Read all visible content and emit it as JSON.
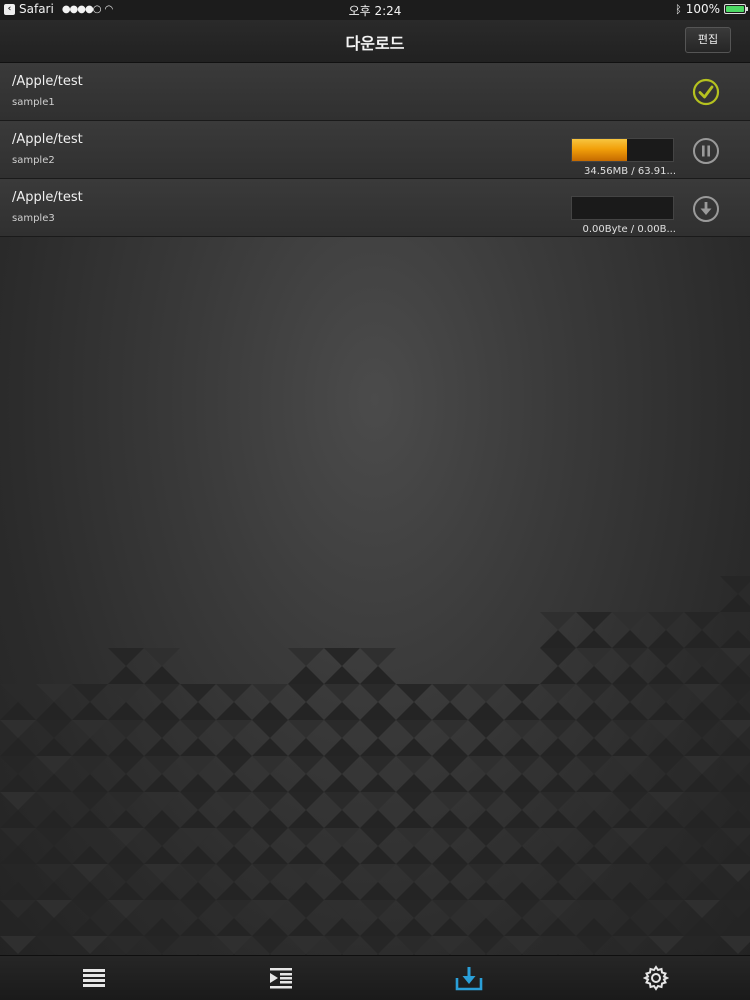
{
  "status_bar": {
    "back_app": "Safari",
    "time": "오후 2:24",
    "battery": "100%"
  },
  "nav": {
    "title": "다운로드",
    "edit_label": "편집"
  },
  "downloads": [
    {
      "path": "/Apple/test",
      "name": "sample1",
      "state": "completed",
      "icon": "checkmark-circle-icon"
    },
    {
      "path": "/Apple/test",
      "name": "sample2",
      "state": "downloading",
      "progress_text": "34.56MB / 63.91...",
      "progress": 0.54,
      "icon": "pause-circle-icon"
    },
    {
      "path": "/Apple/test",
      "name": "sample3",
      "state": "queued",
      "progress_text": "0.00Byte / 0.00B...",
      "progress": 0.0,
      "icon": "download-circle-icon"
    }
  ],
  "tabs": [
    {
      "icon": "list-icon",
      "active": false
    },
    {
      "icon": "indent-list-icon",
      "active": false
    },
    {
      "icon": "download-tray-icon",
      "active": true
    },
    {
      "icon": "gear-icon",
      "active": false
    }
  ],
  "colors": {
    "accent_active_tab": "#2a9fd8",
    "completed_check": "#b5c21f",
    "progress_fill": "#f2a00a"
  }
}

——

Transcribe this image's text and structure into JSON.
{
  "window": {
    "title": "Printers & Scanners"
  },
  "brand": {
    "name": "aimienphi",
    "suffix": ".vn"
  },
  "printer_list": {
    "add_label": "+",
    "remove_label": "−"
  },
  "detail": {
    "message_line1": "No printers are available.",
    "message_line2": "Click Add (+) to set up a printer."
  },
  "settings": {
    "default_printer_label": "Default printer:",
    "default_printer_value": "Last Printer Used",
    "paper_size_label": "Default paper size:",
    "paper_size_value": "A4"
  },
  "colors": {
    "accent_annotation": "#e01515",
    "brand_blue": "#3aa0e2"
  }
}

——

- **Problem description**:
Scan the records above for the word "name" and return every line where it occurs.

- **Expected output**:
      "name": "sample1",
      "name": "sample2",
      "name": "sample3",
    "name": "aimienphi",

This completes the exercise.